Those Dog Days of Summer
There’s a certain type of envy that kicks in with me especially on these near-perfect summer days we’ve been experiencing lately. And it doesn’t even have anything to do with the multitude of bare midriffs everywhere. Sure I might be envious of those, but this muffin top bearer knows that’s a whole ‘nother problem and not worth the lamenting.
My jealousy involves something that ought to be far more within my ability to control: dogs. More specifically those perfect dogs that walk alongside their owners with nothing more than a loose—never taut—leash, sometimes even no leash. Grrrr (excuse my speaking in dog tongue there). The worst of all are those Stepford dogs that peacefully accompany their keepers at adorable little outdoor cafes.

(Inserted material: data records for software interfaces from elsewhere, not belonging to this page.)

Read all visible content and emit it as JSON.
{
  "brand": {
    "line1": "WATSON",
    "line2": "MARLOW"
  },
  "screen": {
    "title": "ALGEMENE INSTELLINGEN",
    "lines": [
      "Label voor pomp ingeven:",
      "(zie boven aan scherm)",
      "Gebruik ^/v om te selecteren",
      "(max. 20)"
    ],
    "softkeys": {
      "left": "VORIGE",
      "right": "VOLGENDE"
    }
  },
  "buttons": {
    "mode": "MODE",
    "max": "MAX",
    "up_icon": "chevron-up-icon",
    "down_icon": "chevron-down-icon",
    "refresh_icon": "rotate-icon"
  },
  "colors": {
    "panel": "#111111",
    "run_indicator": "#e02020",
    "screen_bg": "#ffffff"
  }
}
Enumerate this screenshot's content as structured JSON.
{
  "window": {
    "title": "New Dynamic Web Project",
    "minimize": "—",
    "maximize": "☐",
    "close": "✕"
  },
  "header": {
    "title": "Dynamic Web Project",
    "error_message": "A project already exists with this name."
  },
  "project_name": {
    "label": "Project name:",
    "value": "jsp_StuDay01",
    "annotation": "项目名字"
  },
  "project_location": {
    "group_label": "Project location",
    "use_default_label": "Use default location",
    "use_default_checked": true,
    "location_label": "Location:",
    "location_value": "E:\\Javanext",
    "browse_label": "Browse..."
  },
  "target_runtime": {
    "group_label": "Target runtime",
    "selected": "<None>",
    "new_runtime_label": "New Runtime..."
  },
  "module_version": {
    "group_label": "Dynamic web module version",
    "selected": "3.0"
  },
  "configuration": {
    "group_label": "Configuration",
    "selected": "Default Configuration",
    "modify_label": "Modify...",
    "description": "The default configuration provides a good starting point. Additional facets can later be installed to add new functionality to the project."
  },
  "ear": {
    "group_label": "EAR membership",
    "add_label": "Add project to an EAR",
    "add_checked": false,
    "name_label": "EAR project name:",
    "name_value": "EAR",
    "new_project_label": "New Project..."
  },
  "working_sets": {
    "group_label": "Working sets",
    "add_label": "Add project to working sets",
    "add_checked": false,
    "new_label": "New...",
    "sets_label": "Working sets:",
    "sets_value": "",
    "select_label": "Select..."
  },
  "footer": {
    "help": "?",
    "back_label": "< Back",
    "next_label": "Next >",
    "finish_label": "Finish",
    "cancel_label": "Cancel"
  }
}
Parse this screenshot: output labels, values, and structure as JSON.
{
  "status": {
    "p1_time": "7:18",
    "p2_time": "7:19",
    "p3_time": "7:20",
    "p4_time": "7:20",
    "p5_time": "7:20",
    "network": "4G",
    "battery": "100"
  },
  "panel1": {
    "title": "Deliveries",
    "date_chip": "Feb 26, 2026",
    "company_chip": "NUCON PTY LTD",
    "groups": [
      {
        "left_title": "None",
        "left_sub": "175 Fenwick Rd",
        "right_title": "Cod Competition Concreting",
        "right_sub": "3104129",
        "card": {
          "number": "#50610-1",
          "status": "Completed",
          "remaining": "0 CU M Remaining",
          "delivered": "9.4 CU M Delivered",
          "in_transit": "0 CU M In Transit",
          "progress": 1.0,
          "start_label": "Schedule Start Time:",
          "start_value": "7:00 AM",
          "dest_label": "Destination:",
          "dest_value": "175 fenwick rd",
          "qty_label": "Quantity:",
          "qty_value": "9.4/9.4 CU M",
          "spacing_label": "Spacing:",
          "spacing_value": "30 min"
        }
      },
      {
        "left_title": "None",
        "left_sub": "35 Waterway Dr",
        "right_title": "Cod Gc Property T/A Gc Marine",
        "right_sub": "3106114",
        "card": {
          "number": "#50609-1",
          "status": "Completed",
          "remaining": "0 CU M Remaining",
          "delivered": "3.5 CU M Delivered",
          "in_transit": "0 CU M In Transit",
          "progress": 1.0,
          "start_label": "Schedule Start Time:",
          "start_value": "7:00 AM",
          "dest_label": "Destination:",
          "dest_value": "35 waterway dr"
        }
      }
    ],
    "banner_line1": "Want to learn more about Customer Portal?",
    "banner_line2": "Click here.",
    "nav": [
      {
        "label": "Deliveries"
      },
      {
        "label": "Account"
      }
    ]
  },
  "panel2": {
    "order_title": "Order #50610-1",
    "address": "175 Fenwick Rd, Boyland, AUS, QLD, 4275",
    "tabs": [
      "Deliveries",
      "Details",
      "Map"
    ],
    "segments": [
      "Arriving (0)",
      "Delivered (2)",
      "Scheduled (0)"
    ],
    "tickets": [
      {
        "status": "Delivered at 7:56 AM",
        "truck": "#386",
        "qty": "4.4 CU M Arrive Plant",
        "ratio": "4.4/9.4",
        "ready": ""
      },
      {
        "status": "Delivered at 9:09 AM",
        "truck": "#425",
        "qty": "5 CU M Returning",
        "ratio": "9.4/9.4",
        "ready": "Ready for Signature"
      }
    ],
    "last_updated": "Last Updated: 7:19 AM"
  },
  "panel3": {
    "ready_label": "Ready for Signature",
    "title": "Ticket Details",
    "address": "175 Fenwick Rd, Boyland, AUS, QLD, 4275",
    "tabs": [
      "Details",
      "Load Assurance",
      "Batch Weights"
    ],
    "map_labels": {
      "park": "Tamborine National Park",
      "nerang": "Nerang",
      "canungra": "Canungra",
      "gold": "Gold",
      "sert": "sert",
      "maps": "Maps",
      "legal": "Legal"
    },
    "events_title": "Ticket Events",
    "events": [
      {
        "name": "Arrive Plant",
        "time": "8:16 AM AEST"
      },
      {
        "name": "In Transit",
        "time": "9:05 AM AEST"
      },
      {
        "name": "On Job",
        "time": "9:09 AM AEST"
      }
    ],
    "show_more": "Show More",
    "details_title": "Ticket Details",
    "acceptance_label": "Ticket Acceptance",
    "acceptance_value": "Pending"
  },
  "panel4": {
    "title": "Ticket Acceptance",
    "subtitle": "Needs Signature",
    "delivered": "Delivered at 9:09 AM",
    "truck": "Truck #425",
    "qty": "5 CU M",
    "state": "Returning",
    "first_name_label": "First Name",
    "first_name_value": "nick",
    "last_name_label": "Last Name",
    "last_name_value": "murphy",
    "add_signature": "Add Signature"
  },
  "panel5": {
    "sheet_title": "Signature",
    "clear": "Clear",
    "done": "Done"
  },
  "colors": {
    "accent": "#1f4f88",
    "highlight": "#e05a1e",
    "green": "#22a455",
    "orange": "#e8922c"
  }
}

They don’t bark, they don’t growl, they don’t mooch, they don’t sniff the crotches of passersby; basically, they don’t act annoying. They come in, lie down, and mind their own business while their person enjoys a lovely outdoor meal, unencumbered by dog-like behavior. These dogs are sort of the Barbie dolls of the canine kingdom, and I’m sick of them.
Now I’ve owned all sorts of pets over the years, and had mixed results in the behavior department with them all. Suffice it to say no one would accuse me of being a dog whisperer. Dog hollerer is more like it. But I’ve given it my best. Ironically cats, the domesticated creature least likely to cooperate, have been the pets most likely to comply with me. So bring on the cats, thank you.
Our first dog, a Labrador retriever, should have been perfect. I grew up with Labs and while it wasn’t my job to train our dogs, they seemed to me to be quite well-behaved, so I guess I figured it was innate for dogs to do what you want them to. Although in hindsight they did once attack the mailman, who my dad had to placate with a fifth of Jack Daniels, so maybe I’m operating on revisionist history where they’re concerned. Nevertheless, determined to have a well-trained dog, my husband and I took our Lab, Beau, to obedience school as soon as her age permitted. On paper, the dog was a superstar: heeling on cue, sitting, staying, and never acting out of line, not once. She even won the best dog award at the end of the session. We have a certificate to prove it.
But at home, her dark side reared its ugly head. It was as if she’d saved all her good for the teacher, reserving her bad for her parents. So like a child. She’d tug with a vengeance on her leash when we walked her. If another dog hazarded by, she was right up on him, never in a mean way but always in a dislocate-the-dog-walker’s shoulder way. At night she invariable bolted to the top of our steep back yard and howled, unwilling to come when called, and inevitably displeasing our lovely neighbors with the ceaseless twilight bark. One night she barked till midnight at a possum playing dead, which promptly sprayed her with noxious possum aroma, leaving us to fumigate the dog well into the wee hours.
Our next dog, Bridget, well, I’ve told you how I had to lure her inside at 2 a.m. by grilling hot dogs and then dangling them in front of her ill-behaved mug. This after she bolted from my house while I carried out trash at 11 at night, and proceeded to bark for three hours while I attempted to chase/lure/persuade the thing. That was one of her better-behaved episodes.
Yeah, we’d taken Bridget–more closely related to the wild dingo than to a domesticated dog to begin with–to classes as well. Even had her behaving like a near-champ with the clicker—a technique known to work even on feral cats and Las Vegas tiger acts. Sure, Bridget behaved on command with the clicker and a healthy dose of liver snacks. When it was in her best interest. Otherwise? Nada. Maybe we’d have been better off with a tiger rather than a dingo.
Cue Sassy, another Labrador, who we got a couple of years later. Sassy, too, was brilliant at dog classes. And like most Labs, obsessed with food enough to generally behave in response to bribes of the stuff. But never on a leash. And never in a café. At best at an outdoor dining venue she’ll wind herself around the legs of the chair and table pedestal, entangling all diners and choking herself. At worst, she’s a master at snatching food from tongue-level tabletops.
Dog commandments clearly are optional, according to my dogs, and I’ve abandoned hope of taking a summertime stroll with my cooperative pooches, side by side, with nary a tug. It’s just not meant to be. Breaking bread with the beasts in Belmont? Not gonna happen, I have finally concluded.
Just so you know, we clearly tend to be equal opportunity patsies where our pets are concerned. I’ll save all the gory details about my non-compliant parrot for another day. Suffice it to say there’s enough material there for a book.